EXERCISE BRIEF
Check each line of the material below for "kind" and copy those where it appears.

ENTRIES SHOWN
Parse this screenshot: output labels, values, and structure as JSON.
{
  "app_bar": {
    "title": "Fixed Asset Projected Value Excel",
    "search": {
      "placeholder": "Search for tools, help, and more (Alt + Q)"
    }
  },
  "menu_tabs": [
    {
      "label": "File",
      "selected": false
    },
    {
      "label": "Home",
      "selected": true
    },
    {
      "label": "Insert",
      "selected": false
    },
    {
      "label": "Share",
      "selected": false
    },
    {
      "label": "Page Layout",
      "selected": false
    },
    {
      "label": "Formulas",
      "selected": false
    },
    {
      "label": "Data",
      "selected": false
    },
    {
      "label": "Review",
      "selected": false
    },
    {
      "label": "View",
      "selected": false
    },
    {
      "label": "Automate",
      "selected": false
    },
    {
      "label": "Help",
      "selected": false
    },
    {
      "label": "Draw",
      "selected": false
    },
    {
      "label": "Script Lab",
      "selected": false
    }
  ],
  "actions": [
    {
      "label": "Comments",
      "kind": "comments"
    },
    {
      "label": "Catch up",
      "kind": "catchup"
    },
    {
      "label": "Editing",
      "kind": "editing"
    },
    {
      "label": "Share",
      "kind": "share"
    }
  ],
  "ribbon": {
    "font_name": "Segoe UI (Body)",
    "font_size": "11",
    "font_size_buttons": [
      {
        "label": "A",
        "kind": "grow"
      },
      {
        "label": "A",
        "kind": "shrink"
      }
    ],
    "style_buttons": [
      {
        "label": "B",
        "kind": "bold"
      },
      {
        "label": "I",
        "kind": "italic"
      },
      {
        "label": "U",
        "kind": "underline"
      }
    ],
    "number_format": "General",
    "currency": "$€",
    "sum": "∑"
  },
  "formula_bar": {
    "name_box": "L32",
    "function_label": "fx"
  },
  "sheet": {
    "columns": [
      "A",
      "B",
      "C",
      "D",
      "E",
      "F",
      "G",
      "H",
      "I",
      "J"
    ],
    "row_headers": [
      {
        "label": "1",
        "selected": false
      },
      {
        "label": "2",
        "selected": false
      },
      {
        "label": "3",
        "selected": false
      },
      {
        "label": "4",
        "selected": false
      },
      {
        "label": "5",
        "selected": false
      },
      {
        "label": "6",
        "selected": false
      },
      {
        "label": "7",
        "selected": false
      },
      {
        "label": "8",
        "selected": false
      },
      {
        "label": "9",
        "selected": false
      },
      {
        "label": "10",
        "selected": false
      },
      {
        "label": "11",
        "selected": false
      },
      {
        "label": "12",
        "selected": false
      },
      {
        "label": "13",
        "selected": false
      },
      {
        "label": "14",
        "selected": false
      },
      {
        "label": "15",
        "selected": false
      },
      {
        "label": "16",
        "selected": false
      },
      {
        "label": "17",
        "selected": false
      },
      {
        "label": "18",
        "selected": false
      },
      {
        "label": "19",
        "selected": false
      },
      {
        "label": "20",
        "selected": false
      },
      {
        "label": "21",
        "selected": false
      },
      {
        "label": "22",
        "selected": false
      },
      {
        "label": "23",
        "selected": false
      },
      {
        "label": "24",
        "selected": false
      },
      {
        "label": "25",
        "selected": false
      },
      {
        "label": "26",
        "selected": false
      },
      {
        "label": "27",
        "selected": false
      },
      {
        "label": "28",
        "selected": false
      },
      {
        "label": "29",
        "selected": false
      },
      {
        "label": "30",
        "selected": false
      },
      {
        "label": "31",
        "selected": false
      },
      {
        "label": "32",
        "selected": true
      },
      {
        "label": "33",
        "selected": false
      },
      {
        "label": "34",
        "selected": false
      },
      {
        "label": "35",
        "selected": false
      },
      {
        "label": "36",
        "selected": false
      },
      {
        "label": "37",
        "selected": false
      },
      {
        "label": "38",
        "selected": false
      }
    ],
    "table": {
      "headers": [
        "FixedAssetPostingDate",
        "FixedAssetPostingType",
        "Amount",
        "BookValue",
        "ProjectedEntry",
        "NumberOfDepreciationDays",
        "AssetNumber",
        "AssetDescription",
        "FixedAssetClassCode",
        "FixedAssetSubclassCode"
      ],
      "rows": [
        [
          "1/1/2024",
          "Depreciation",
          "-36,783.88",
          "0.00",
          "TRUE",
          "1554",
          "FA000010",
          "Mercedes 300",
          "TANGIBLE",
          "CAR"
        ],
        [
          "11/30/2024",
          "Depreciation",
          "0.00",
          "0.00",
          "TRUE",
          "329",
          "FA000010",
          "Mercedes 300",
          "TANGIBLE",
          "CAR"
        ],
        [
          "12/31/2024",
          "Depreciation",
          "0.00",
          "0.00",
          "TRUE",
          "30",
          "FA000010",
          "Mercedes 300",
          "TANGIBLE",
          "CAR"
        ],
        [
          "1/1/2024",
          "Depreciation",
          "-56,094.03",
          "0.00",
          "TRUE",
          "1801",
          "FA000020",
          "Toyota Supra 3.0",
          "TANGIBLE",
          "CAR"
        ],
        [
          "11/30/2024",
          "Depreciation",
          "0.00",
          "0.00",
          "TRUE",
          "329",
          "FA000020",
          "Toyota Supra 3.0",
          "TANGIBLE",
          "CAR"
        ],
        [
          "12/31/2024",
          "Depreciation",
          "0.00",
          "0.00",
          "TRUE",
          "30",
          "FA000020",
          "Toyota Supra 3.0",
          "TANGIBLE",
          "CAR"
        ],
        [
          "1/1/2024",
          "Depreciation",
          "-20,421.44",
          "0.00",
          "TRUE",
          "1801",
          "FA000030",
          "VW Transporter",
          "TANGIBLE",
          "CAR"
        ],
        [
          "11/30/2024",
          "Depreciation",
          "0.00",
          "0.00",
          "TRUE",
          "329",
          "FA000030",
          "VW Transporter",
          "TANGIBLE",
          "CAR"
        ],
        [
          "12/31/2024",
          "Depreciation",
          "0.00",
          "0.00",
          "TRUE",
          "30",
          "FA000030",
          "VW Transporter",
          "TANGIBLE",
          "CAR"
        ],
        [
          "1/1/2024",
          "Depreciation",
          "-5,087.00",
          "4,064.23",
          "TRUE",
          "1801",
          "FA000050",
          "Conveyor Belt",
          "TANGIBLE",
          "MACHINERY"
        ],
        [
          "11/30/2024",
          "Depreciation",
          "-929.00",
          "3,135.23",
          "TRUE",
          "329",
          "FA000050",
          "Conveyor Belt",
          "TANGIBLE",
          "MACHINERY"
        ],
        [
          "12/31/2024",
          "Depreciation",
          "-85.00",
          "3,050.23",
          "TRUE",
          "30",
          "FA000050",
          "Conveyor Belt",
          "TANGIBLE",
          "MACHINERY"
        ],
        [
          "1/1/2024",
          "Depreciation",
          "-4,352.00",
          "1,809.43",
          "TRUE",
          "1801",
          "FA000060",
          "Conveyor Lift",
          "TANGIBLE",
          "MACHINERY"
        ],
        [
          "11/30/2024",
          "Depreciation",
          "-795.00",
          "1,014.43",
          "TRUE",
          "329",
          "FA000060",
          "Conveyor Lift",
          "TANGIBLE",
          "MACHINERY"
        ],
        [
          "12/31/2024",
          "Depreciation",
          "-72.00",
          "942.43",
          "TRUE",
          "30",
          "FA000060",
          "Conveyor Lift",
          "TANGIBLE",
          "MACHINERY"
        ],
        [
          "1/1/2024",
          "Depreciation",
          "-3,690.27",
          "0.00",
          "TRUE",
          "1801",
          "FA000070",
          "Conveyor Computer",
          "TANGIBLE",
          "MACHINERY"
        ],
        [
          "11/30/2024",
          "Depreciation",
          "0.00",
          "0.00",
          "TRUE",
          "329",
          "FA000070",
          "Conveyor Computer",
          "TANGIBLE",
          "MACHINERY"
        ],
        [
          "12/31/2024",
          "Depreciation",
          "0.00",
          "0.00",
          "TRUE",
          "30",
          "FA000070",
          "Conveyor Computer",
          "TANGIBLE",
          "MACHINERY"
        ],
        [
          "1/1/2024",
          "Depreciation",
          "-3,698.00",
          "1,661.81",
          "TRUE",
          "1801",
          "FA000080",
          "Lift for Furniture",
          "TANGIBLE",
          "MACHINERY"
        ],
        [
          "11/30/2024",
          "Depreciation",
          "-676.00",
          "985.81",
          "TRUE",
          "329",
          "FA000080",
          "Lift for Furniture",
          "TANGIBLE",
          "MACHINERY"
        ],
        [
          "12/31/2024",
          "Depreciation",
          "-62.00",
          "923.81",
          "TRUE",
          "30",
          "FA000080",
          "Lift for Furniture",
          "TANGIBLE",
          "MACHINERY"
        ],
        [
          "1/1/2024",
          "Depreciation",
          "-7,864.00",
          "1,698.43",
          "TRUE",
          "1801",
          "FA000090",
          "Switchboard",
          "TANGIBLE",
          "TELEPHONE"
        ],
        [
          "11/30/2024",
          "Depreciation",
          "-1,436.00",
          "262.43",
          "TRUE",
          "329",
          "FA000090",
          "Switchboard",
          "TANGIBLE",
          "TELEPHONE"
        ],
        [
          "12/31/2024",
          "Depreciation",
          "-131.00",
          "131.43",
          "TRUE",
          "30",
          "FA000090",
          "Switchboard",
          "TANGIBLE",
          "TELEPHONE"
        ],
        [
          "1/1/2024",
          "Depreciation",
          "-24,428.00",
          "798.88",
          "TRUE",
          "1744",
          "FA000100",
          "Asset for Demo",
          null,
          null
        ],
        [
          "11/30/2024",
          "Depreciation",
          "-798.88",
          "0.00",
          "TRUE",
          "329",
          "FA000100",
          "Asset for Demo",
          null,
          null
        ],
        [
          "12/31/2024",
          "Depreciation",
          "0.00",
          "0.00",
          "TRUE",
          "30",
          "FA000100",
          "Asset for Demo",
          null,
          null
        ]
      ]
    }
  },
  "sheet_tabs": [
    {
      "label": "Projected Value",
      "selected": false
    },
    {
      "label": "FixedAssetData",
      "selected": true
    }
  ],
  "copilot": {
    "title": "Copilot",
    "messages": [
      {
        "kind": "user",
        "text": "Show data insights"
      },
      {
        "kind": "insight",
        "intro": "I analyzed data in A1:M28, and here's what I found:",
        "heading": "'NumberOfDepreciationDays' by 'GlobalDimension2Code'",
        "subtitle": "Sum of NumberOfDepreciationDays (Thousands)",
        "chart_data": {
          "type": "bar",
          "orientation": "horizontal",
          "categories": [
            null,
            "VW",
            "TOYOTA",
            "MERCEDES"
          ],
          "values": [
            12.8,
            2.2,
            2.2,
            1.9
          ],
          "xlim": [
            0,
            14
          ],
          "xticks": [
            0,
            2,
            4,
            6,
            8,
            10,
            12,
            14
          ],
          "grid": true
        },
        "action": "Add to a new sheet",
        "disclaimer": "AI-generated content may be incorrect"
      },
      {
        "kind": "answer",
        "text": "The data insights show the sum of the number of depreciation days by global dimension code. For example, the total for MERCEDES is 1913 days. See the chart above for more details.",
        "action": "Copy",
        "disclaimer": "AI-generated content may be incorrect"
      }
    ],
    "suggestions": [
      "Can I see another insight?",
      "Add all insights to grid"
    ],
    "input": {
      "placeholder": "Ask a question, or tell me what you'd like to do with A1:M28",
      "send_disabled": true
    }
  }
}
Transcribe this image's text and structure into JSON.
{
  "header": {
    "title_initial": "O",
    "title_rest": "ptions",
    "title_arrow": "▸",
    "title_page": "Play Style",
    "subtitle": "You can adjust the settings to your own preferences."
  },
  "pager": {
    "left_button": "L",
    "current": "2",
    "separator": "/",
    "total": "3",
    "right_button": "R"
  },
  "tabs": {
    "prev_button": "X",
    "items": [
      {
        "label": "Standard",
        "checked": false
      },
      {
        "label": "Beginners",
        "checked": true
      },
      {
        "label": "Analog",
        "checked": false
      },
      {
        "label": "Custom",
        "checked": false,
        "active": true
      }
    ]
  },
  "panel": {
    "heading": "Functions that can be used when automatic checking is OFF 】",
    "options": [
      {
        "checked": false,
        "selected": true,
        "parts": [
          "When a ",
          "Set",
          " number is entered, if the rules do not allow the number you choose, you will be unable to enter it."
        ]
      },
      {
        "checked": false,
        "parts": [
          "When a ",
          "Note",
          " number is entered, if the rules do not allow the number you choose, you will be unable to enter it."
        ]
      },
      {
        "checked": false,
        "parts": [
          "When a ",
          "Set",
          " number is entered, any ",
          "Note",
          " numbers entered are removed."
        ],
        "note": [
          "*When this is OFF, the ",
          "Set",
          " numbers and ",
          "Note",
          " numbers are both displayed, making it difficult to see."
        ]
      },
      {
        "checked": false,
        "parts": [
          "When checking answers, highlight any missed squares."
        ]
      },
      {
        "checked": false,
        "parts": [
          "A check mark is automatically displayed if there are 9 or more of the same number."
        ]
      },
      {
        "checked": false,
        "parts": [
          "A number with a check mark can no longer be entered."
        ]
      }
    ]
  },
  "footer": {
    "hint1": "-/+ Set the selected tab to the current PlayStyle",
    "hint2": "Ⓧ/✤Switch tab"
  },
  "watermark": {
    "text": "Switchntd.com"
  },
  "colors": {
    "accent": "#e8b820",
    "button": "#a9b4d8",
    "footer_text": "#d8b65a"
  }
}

SOLVED PROBLEM
      "kind": "comments"
      "kind": "catchup"
      "kind": "editing"
      "kind": "share"
        "kind": "grow"
        "kind": "shrink"
        "kind": "bold"
        "kind": "italic"
        "kind": "underline"
        "kind": "user",
        "kind": "insight",
        "kind": "answer",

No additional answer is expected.